Use of the lower case personal pronoun is quite common in contemporary EL haiku: the argument for it is often the dilution of personal ego – but there’s too much of a whiff of Zen in that for me. And it’s an argument that feels contradictory too: a lower case i seems to draw even more attention to itself than the standard upper case, which we’re so familiar with we hardly notice it (as long as it’s not overused). But here I’m actually in favour of the lower case for the parallel it appears to draw between the pig and the narrator, both as equals in the spring rain, on the balanced see-saw-like single line.

pig and i – spring rain

But … is the prettiness/tentativeness of spring rain making me see the pig, probably the least pretty of animals, (and the haiku) through rose-tinted spectacles? Someone else would have to analyse and argue for that case.”

(From haiku: a poetry of absence or an absence of poetry? on the An Open Field blog)

Lynne Rees (UK)

Did you enjoy this haiku and commentary? Let us know in the comments.

Gray_Pig_Drawing

Posted in Tanka

Elliot Nicely’s Small Worries

these small worries . . .
wave upon wave,
the ocean
collapsing
beneath itself

(Presence, #58, 2017)

© Elliot Nicely (USA)

A very well-crafted tanka that shows a relationship between our feelings and ocean waves. The opening line “small worries” takes us to our daily activities, where we constantly pass through a lot, and which lets our mind and heart oscillate between logic and feelings.

The ocean here symbolizes the deep feelings and thoughts that are sometimes unfathomable, and we can’t deal with them well. Waves upon waves may be our cognitive process that keeps on filtering our thoughts to find out some solutions based on logic. I can also see an element of ego here where a person’s worries can be related to his/her egoistic approach towards life. Waves upon waves in terms of the heart could be saying that feelings are blindfolded, and we can’t see that logic and thought dominates compassion, kindness, etc. In both cases, the worries or problems are not dealt with effectively, which may lead to destructive thoughts, poor relationships, and in the long run, poor mental and physical health.

Hifsa Ashraf (Pakistan)

Yes, small worries are but waves in our lives—they come and they go. In a moment, there are worries to think about and that give color to our mundane life. And then in the next moment, these are all gone and we’re back to our own silent and secure existence.

Willie Bongcaron (Philippines)

I like that this tanka points to the fact that we often get so wrapped up in the daily grind, that we often forget that our troubles are usually pretty minor. The ocean in the poem is a kind of reminder that each moment is new, and an issue of just the moment before can be washed away.

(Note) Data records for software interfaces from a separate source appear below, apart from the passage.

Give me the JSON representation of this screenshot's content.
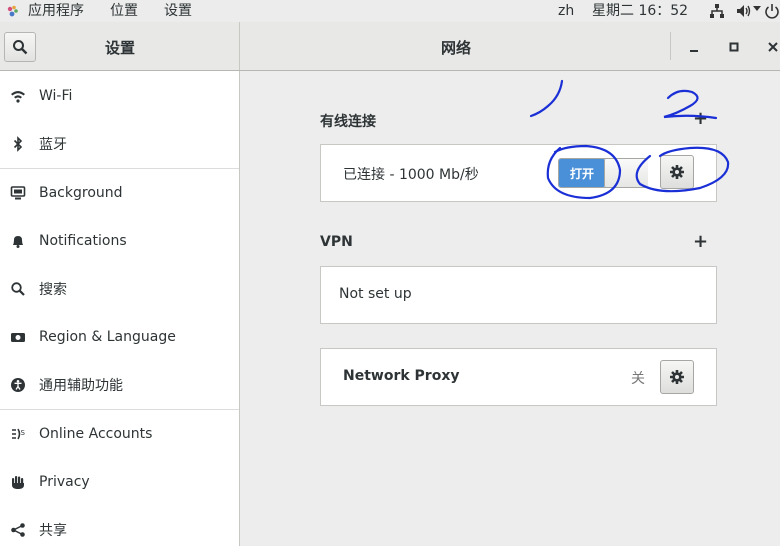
{
  "topbar": {
    "apps": "应用程序",
    "places": "位置",
    "settings": "设置",
    "lang": "zh",
    "clock": "星期二 16：52"
  },
  "headerbar": {
    "left_title": "设置",
    "main_title": "网络"
  },
  "sidebar": {
    "items": [
      {
        "label": "Wi-Fi",
        "icon": "wifi-icon"
      },
      {
        "label": "蓝牙",
        "icon": "bluetooth-icon"
      },
      {
        "label": "Background",
        "icon": "background-icon"
      },
      {
        "label": "Notifications",
        "icon": "bell-icon"
      },
      {
        "label": "搜索",
        "icon": "search-icon"
      },
      {
        "label": "Region & Language",
        "icon": "region-icon"
      },
      {
        "label": "通用辅助功能",
        "icon": "accessibility-icon"
      },
      {
        "label": "Online Accounts",
        "icon": "online-accounts-icon"
      },
      {
        "label": "Privacy",
        "icon": "hand-icon"
      },
      {
        "label": "共享",
        "icon": "share-icon"
      }
    ]
  },
  "wired": {
    "title": "有线连接",
    "status": "已连接 - 1000 Mb/秒",
    "toggle_label": "打开"
  },
  "vpn": {
    "title": "VPN",
    "status": "Not set up"
  },
  "proxy": {
    "title": "Network Proxy",
    "state": "关"
  },
  "annotations": {
    "mark_1": "1",
    "mark_2": "2",
    "color": "#1a2fd6"
  },
  "colors": {
    "accent": "#4a90d9"
  }
}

The word “collapsing” works well not only as an image, but also in its power. We commonly see ourselves as a linear story of a person. But in fact, we are always changing, and in each moment, we can choose to be a new individual.

Let’s talk about the punctuation a bit. The ellipsis reflects the continuous motion of the waves, and the comma allows the reader to pause a bit to imagine the waves. Also, take notice of the economy of language: no line is longer than three words, but each of them is strong and creates a stark image.

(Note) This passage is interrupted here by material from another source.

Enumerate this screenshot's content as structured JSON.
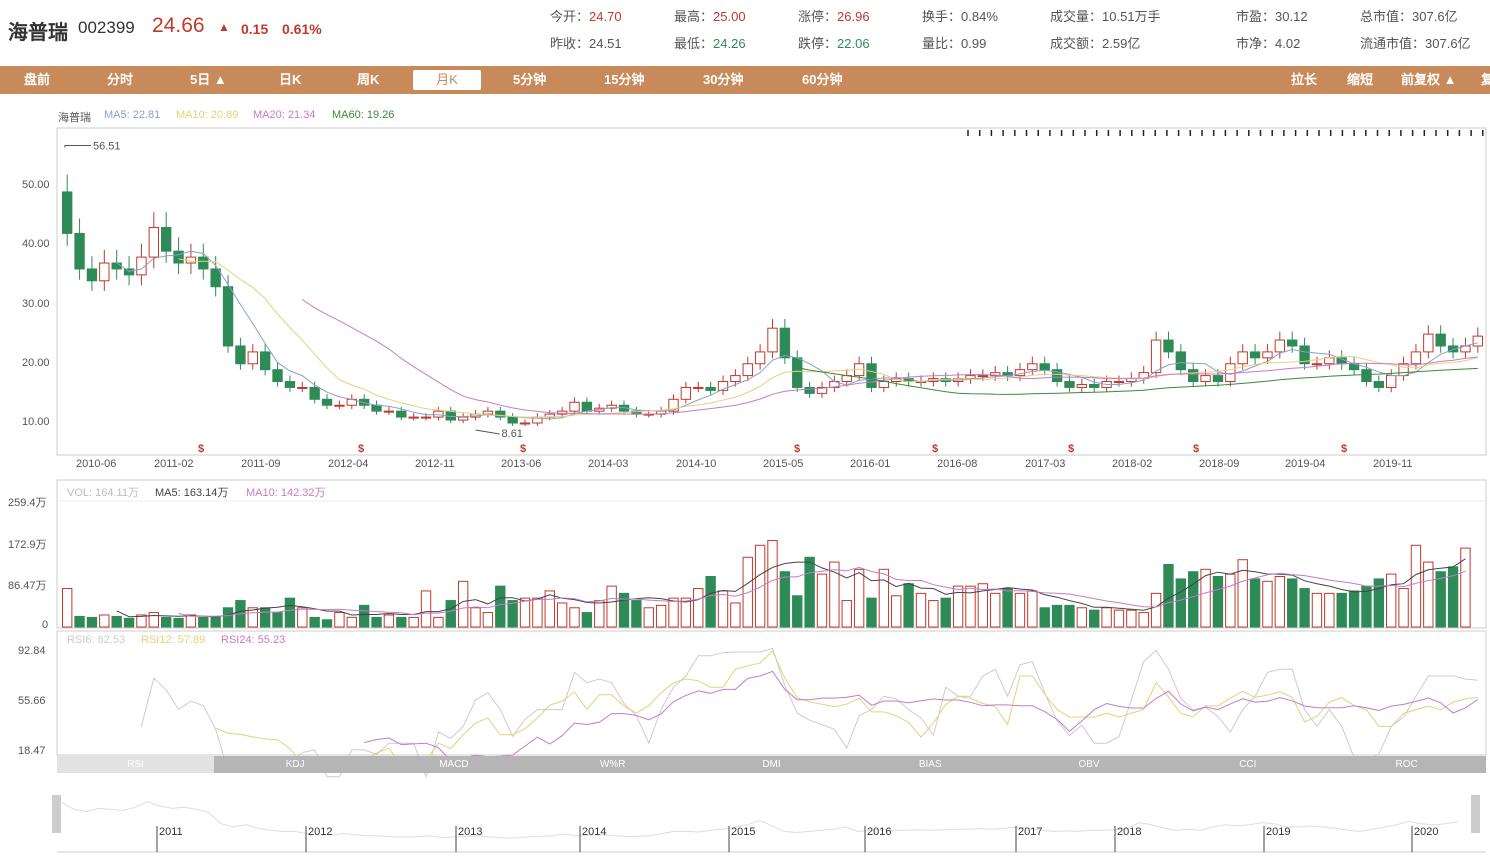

Sound is also important in this tanka. In my mind, the “s” and “o” sounds create the most prominent effects. The “s” letters seem to be making the “sss” of incoming waves, and the “o” letters appear to be mimicking the “ooo” of receding waves.

This tanka is written in a convincingly straightforward manner, but the last line surprises and allows us to introspect about how daily strifes are not so essential in the larger picture.

Nicholas Klacsanzky (Ukraine)

Did you enjoy this tanka and the commentary? Leave us a comment if you did.

japanese-waves-painting

© Dawn Hudson